Nevertheless, many of their live performances were professionally recorded, much to the benefit of those with an interest in all things 1960s Haight-Ashbury. A significant number of tracks on It's Bad for You But Buy It!, therefore, come from appearances at various Bay Area venues, which some people might find preferable given the high regard given to concerts from the era. I'll stand by my opinion presented in the review of Love Is the Song We Sing (which features one of the songs included here) that the Ace of Cups were better in theory than in practice since this CD consists of music that is usually good but seldom great. One can hear many interesting stylistic elements floating around in the songs that unfortunately don't always gel, a problem that perhaps could have been overcome if the band had the opportunity to spend time in a recording studio and refine their approach by working with a sympathetic producer. The booklet notes astutely point out that the group was comprised of musicians who were competent but not virtuosos, so those expecting epic psychedelic guitar improvisations along the lines of John Cipollina or Jorma Kaukonen might be disappointed. The Ace of Cups' true strengths lie with their ragged-but-still-lovely hippie girl vocals (individual or harmony) and non-traditional approach to song structure, which doesn't always work but remains commendable all the same. The a cappella "Music" displays their singing talents right off the bat, while "Boy What'll You Do Then" represents an abrupt turn into garage 45 territory circa 1965 by Kaufman and Berkeley high school band the Answer (but credited to "Denise & Company"). "Glue" neatly displays the outfit's strengths and weaknesses. In spite of the song's agreeable melody, that spoken-word part in the middle is a little awkward, don't you think? "Taste of One" marks a return to vocal prettiness, whereas the tough "Stones" rocks out admirably in a fashion somewhere between the Great Society and early QMS, and the same can be said of "Waller Street Blues" and "Circles." "Looking for My Man" finds the Ace of Cups at their most inspired and balances soul-and-rhythm-and-blues-inspired singing alongside nicely-executed instrumental passages, with "Pretty Boy," a cover of "I Wanna Testify," "Gospel Song," and "Catch You Later" all more or less being in the same vein. An interpretation of Mongo Santamaria's "Afro Blue" as well the originals "Simplicity" and "Medley: Life in Your Hands/Thelina" (a tribute to the birth of Gannon's daughter) provide evidence that the ladies were capable of stretching out, albeit sometimes more successfully than others. The sparsely-arranged "Hear Every Sound" concludes the CD on a note that unfortunately presages the sound of early-1970s female singer-songwriters, although it does feature the typically superb vocals that were the Ace of Cups' calling card.

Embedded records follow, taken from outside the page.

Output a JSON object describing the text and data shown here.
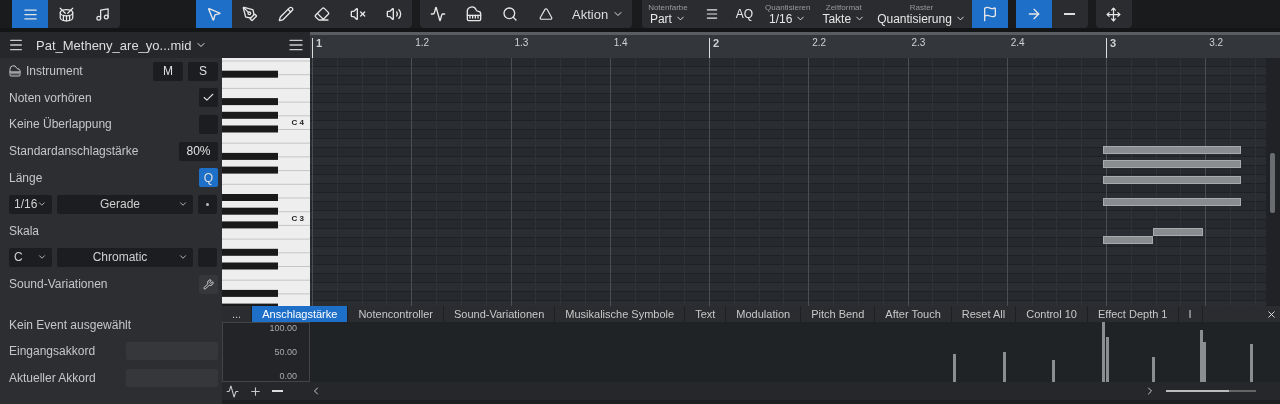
{
  "toolbar": {
    "views": [
      {
        "selected": true
      },
      {
        "selected": false
      },
      {
        "selected": false
      }
    ],
    "tools": [
      {
        "selected": true
      },
      {
        "selected": false
      },
      {
        "selected": false
      },
      {
        "selected": false
      },
      {
        "selected": false
      },
      {
        "selected": false
      }
    ],
    "zoom": {
      "level": 0.7
    },
    "actions_label": "Aktion",
    "fields": [
      {
        "label": "Notenfarbe",
        "value": "Part"
      },
      {
        "label": "Quantisieren",
        "value": "1/16"
      },
      {
        "label": "Zeitformat",
        "value": "Takte"
      },
      {
        "label": "Raster",
        "value": "Quantisierung"
      }
    ],
    "aq": "AQ"
  },
  "header": {
    "file": "Pat_Metheny_are_yo...mid"
  },
  "ruler": [
    "1",
    "1.2",
    "1.3",
    "1.4",
    "2",
    "2.2",
    "2.3",
    "2.4",
    "3",
    "3.2"
  ],
  "inspector": {
    "instrument": "Instrument",
    "mute": "M",
    "solo": "S",
    "preview": {
      "label": "Noten vorhören",
      "checked": true
    },
    "overlap": {
      "label": "Keine Überlappung",
      "checked": false
    },
    "velocity": {
      "label": "Standardanschlagstärke",
      "value": "80%"
    },
    "length": {
      "label": "Länge",
      "button": "Q",
      "on": true
    },
    "length_value": "1/16",
    "length_type": "Gerade",
    "scale": {
      "label": "Skala",
      "root": "C",
      "type": "Chromatic"
    },
    "sound_variations": "Sound-Variationen",
    "event": "Kein Event ausgewählt",
    "chords": [
      {
        "label": "Eingangsakkord"
      },
      {
        "label": "Aktueller Akkord"
      }
    ]
  },
  "piano": {
    "labels": [
      "C 4",
      "C 3"
    ]
  },
  "lanes": {
    "more": "...",
    "tabs": [
      {
        "label": "Anschlagstärke",
        "selected": true
      },
      {
        "label": "Notencontroller",
        "selected": false
      },
      {
        "label": "Sound-Variationen",
        "selected": false
      },
      {
        "label": "Musikalische Symbole",
        "selected": false
      },
      {
        "label": "Text",
        "selected": false
      },
      {
        "label": "Modulation",
        "selected": false
      },
      {
        "label": "Pitch Bend",
        "selected": false
      },
      {
        "label": "After Touch",
        "selected": false
      },
      {
        "label": "Reset All",
        "selected": false
      },
      {
        "label": "Control 10",
        "selected": false
      },
      {
        "label": "Effect Depth 1",
        "selected": false
      },
      {
        "label": "I",
        "selected": false
      }
    ],
    "scale": [
      "100.00",
      "50.00",
      "0.00"
    ]
  }
}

1. Music
2. Boy, What'll You Do Then - Denise & Company
3. Glue
4. Taste of One
5. Stones
6. Looking for My Man
7. Afro Blue
8. Pretty Boy

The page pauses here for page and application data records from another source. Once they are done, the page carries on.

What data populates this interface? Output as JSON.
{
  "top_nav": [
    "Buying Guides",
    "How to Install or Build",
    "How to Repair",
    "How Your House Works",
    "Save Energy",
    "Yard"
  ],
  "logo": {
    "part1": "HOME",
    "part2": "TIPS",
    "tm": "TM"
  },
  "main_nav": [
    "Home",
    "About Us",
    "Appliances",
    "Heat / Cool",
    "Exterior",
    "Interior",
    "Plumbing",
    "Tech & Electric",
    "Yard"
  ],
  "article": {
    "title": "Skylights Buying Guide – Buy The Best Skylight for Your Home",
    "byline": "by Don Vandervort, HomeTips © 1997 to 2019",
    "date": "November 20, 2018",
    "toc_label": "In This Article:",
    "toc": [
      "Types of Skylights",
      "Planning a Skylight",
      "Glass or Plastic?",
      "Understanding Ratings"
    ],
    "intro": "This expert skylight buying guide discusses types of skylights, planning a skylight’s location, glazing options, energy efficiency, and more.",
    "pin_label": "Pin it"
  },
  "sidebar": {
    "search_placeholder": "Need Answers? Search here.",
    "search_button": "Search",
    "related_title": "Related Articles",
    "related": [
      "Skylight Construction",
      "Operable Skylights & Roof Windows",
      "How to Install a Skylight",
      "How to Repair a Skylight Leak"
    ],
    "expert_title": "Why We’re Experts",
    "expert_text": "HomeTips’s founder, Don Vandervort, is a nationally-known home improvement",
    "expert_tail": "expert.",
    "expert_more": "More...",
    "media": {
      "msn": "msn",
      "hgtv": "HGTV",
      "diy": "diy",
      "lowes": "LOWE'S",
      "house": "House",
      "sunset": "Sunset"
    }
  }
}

9. Waller Street Blues
10. I Wanna Testify
11. Gospel Song
12. Circles
13. Catch You Later
14. Simplicity
15. Medley: Life in Your Hands/Thelina
16. Hear Every Sound